TASK OBJECTIVE = Filter the entries, keeping every line with the string "jsonpath".

══════════════════════════════

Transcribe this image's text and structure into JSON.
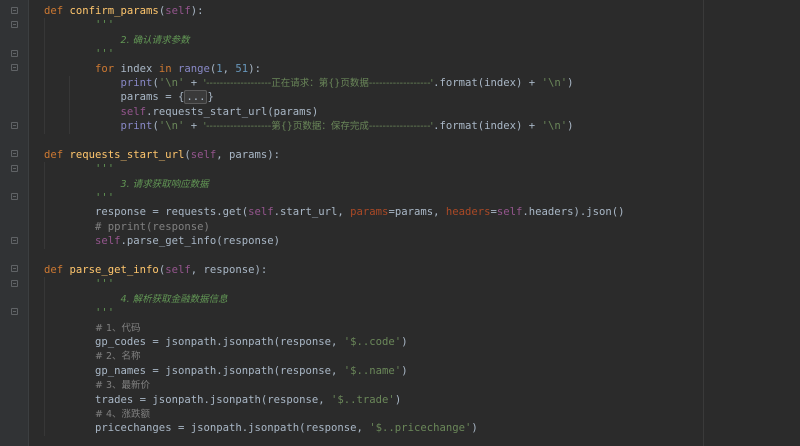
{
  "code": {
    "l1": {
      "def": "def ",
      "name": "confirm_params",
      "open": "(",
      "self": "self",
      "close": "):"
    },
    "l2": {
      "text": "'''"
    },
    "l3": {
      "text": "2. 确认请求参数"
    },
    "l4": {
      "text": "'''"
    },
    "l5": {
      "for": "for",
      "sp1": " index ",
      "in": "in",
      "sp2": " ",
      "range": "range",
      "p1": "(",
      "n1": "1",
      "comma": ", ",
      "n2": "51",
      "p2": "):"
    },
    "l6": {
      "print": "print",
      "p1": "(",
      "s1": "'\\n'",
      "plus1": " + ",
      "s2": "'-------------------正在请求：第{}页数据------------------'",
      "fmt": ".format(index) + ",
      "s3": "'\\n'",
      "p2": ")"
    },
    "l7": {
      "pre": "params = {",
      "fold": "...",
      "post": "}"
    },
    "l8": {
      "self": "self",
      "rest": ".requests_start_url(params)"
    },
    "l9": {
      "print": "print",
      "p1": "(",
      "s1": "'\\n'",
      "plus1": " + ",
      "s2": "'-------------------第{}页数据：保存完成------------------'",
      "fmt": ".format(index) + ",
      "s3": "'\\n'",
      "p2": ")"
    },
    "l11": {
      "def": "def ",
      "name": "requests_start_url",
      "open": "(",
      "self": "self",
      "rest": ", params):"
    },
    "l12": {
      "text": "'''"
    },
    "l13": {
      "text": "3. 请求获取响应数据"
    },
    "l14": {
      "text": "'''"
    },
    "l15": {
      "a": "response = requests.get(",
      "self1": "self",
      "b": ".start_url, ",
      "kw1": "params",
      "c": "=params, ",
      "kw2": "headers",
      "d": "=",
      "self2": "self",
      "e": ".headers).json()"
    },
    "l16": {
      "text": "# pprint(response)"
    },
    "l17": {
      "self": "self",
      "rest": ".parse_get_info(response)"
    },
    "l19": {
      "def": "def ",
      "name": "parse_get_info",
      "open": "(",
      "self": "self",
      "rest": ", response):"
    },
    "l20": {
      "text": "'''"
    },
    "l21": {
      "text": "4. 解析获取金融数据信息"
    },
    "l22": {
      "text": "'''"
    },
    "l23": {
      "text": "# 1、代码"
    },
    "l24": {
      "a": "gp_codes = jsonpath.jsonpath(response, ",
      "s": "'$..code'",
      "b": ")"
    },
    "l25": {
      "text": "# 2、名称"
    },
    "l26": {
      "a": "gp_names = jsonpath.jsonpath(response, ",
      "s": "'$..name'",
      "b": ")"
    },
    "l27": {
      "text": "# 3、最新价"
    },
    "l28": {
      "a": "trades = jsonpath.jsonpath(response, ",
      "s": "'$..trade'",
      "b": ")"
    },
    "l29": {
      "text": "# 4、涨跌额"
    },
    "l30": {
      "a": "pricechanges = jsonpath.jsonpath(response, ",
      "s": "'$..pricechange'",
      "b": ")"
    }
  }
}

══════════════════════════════

WRITTEN SOLUTION =
      "a": "gp_codes = jsonpath.jsonpath(response, ",
      "a": "gp_names = jsonpath.jsonpath(response, ",
      "a": "trades = jsonpath.jsonpath(response, ",
      "a": "pricechanges = jsonpath.jsonpath(response, ",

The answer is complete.